The southernmost city in Egypt, sitting along the eastern bank of the Nile River at the very first cataract, Aswan promotes an almost mystical way of life that is nearly devoid of rainfall. There are few places on earth that are drier, and the way the residents live here is different than almost anywhere else in the world. Many of the houses feature rooms which are not even roofed given the fact that it rarely—if ever—rains here. Aswan provides a close look at Egyptian life with a large population of Nubians and some of the best granite quarries in all of Egypt, and is considered one of the three major destinations along the Nile River.

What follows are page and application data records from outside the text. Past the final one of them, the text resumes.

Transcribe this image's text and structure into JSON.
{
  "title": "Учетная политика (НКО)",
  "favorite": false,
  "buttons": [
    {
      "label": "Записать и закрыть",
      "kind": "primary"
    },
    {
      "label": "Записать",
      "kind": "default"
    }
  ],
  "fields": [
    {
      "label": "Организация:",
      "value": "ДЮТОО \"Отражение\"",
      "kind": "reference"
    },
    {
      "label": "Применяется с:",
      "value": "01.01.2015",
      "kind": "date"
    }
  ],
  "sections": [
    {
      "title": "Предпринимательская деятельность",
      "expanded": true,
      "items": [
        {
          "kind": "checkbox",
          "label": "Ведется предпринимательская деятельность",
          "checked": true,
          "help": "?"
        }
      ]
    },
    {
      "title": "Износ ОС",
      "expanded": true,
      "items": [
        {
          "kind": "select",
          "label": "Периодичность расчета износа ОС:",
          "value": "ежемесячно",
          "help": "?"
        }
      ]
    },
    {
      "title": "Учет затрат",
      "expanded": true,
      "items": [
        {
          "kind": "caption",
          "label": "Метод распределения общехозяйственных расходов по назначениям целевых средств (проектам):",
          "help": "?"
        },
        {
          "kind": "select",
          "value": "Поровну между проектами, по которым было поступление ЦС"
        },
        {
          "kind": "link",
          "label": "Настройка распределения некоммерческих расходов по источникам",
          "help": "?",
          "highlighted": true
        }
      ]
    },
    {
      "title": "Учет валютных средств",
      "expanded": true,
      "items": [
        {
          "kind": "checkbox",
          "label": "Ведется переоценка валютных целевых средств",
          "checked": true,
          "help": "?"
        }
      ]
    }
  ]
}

Anyone visiting Egypt is in for absolute surprise. The experience is one of the most unique any traveler will ever have a chance to experience for themselves, and while visiting the pyramids or Cairo is probably the main reason people come to the country, Aswan offers a different look at life in the southern region of the country. From the Nubian Museum to the ruins of the Unfinished Obelisk to the botanical gardens on Kitchener’s Island, not to mention the Tombs of the Nobles, the Kubbet el-Hawa, the Mausoleum of Aga Khanl, or the majestic splendor of the Philae Temple, Aswan is an amazing find for the plucky adventurer.
Make no mistake: the town is a treasure-trove of Egyptian culture and way of life. And because of the lack of rainfall it offers a very unique glimpse into architecture and lifestyles that rely purely upon the Nile for their water needs. Many travelers wonder about the lack of roofs on buildings, but it boils down to this: as of 2001 it had not rained in 6 years. As of October, 2009, the last rain was seen on May 13th, 2006. The place is definitely one-in-a-million.